__WHAT IS EXPECTED__
The response must reproduce exactly every line of the material below holding the word "kind".

__RECORDS FOR THIS TASK__
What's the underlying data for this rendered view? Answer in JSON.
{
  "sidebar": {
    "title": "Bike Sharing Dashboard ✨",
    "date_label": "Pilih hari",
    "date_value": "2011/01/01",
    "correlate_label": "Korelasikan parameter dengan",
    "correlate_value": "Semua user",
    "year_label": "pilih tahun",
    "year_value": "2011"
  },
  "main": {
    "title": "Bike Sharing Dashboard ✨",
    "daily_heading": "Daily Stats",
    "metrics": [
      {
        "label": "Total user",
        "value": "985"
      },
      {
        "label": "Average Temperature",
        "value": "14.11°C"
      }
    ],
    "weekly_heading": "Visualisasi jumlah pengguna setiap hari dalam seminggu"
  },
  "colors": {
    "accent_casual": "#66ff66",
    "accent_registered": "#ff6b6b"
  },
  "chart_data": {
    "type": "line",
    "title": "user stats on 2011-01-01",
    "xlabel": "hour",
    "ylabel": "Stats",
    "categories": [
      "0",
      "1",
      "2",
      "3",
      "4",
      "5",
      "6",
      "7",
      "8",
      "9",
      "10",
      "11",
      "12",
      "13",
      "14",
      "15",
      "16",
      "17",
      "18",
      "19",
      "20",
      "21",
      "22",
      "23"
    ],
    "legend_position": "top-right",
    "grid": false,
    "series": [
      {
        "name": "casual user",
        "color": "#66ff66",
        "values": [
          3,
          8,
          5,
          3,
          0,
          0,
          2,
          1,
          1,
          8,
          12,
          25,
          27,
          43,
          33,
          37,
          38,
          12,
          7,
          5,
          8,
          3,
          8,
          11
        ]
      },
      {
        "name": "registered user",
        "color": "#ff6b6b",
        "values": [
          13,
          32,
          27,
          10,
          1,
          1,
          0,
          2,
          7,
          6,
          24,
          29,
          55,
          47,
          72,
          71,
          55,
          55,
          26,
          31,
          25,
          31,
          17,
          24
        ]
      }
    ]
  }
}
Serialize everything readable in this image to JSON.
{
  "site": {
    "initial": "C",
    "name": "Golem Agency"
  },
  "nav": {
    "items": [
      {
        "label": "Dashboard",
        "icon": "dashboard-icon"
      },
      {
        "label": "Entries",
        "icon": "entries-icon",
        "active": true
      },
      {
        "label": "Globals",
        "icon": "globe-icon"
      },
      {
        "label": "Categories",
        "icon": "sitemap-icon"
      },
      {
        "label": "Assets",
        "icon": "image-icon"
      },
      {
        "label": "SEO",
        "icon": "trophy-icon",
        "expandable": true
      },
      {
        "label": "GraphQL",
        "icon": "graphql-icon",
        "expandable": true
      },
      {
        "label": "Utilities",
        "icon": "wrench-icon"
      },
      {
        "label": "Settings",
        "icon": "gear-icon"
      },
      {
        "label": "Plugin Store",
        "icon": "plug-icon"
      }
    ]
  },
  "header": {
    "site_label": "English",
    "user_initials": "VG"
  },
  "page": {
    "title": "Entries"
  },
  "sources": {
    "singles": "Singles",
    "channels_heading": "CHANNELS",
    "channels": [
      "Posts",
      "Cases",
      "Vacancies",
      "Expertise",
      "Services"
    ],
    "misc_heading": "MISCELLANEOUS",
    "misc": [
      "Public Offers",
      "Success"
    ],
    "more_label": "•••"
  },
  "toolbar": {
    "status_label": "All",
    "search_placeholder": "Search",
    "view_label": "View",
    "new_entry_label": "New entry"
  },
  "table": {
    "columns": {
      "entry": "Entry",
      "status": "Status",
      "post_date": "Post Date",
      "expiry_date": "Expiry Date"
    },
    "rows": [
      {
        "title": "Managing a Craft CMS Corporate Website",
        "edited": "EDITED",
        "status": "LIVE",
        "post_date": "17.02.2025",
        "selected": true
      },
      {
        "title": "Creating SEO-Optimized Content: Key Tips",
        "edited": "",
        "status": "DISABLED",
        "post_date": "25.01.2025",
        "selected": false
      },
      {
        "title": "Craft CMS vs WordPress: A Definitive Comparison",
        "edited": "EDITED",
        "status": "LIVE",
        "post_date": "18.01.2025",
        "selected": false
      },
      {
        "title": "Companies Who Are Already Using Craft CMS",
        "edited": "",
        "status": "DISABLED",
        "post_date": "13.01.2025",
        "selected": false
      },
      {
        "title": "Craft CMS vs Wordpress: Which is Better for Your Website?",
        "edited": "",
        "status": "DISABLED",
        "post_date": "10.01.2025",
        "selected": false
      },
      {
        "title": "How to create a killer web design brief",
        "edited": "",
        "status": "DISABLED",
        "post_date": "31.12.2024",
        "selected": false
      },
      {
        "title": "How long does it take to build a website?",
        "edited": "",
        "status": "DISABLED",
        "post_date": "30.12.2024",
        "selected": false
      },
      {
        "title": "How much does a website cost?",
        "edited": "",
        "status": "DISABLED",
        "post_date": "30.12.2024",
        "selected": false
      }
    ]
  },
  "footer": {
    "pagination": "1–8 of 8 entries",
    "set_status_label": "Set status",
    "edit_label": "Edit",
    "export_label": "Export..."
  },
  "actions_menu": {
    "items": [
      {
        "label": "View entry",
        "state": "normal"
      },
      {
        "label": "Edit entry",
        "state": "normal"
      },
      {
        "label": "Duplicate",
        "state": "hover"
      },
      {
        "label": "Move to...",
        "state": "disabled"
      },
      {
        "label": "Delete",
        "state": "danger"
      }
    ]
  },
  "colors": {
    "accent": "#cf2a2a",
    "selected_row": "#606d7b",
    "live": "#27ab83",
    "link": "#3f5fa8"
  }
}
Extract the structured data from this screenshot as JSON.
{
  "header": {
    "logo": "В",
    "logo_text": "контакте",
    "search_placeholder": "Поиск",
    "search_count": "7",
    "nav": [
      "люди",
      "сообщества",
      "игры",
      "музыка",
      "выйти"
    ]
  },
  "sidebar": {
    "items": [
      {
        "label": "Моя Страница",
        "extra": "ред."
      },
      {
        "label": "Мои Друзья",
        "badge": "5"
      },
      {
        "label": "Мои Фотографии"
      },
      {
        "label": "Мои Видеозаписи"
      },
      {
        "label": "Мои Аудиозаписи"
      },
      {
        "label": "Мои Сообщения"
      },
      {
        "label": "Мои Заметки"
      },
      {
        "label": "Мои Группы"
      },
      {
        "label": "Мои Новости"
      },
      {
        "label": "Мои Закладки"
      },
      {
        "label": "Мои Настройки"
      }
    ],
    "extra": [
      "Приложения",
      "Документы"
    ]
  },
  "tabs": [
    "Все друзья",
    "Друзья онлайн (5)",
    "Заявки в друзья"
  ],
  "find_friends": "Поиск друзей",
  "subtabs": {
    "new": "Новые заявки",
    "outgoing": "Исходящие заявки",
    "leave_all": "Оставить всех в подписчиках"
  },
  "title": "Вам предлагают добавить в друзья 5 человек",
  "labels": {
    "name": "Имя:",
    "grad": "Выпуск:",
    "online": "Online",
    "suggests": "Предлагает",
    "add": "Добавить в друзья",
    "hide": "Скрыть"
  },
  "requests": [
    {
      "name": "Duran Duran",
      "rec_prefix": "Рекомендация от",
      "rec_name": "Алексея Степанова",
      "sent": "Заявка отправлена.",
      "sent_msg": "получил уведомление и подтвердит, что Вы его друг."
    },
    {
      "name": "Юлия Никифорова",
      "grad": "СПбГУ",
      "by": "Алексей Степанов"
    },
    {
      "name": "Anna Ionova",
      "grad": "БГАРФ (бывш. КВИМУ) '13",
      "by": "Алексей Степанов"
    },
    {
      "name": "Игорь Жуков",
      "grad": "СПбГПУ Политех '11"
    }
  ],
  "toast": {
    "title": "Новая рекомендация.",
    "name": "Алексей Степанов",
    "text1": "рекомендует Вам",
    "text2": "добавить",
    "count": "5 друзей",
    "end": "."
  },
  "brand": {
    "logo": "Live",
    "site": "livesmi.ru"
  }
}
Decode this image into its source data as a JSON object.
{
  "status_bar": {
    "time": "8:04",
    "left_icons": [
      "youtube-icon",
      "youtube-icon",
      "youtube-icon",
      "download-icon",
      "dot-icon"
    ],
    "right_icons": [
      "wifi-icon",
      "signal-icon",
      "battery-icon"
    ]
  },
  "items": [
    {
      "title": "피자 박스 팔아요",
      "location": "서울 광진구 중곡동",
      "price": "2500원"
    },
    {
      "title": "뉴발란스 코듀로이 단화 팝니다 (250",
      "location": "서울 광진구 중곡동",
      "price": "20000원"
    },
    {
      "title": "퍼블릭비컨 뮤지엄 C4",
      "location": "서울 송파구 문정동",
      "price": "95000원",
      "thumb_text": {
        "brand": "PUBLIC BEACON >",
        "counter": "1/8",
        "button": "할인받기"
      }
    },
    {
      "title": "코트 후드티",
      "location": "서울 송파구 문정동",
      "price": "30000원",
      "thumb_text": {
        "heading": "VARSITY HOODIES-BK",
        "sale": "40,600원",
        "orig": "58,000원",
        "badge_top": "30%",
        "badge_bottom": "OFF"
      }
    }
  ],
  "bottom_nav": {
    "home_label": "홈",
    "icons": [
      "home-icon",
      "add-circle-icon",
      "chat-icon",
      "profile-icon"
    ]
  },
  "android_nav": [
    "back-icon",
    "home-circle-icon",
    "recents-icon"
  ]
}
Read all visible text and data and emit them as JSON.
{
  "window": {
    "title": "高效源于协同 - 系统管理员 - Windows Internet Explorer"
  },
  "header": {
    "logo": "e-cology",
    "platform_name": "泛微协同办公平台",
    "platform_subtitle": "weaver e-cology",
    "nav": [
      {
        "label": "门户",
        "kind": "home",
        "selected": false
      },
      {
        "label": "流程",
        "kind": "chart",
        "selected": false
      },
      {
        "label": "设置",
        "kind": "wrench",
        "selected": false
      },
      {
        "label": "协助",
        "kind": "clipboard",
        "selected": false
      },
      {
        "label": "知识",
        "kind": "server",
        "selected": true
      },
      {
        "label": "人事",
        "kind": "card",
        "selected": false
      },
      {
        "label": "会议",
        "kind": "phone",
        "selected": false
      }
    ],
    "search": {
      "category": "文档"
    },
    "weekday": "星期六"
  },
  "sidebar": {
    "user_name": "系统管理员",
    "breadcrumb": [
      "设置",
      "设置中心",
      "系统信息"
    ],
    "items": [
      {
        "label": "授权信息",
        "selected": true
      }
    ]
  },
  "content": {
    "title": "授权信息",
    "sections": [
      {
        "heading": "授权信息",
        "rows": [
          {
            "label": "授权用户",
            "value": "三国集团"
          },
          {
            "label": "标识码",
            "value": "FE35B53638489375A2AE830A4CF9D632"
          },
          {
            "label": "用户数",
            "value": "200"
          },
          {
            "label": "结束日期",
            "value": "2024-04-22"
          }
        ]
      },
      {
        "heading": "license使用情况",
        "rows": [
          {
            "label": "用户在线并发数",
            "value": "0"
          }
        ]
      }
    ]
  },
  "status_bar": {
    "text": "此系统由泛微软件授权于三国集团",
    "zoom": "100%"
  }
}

__REPLY TO THE TASK__
        "kind": "home",
        "kind": "chart",
        "kind": "wrench",
        "kind": "clipboard",
        "kind": "server",
        "kind": "card",
        "kind": "phone",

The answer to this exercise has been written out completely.